An official email or an official website do not have grammatical errors in their texts. They may have missed a tilde or put two letters together, but that’s usually all. Grammatical or spelling errors in the content of web pages or emails can give away the cybercriminal trying to lure us into their trap. Some examples are:
- Poorly constructed or rushed sentences: “You are welcome to enter the contest…”
- Strange symbols included in the text: “Click on the link included in the description…
- semantic errors: “We appreciate your interest…”
By the Sender of the mail or the URL of the web
To try Copying an email address or mimicking a website URL to make it look like the real thing is another SPAM and phishing tactic. The sender does not correspond to the entity referred to in the body of the email. For example, if it is an official email from our bank, we expect the address to be “@tubanco.com” and not something like “@xxtubanco.com”.
On the other hand, we must check the same in the link to a web address that is not trusted, and above all that lacks what we are going to see next.
The Internet works with a series of protocols that allow a secure connection between your computer and the page you visit. Without them, all communications could be exposed to a cyberattack that would steal all the data of registered users or users connected to a page.
If the website does not support HTTPS or the certificate is not trusted, it is better that we do not enter, since Google is going to qualify it as an Unsafe Website.
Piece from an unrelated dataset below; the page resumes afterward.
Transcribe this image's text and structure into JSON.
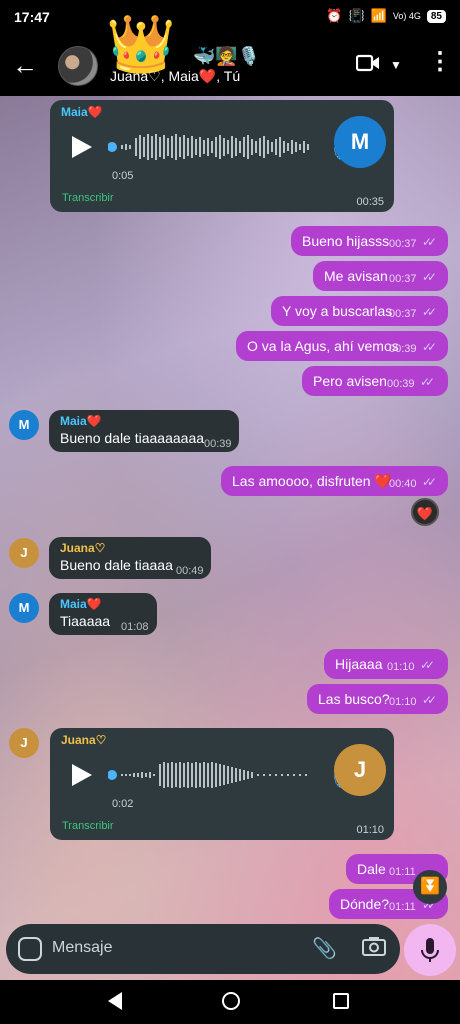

This is especially important for sites where a payment is authorized or pages that collect our bank details, since if they do not use HTTPS we will know for sure that they are not reliable.
For being different from the usual
if they try mimic an email or web address known to us and let’s try regularly, you have to look at elements such as the absence of the usual content of the web page or suspicious changes. An email from our bank may refer to us as “Dear user” despite the fact that in the rest of the emails received they refer to us by our name and surnames, or that the graphic aspect of the web address to which they link us seems to have been done in a hurry.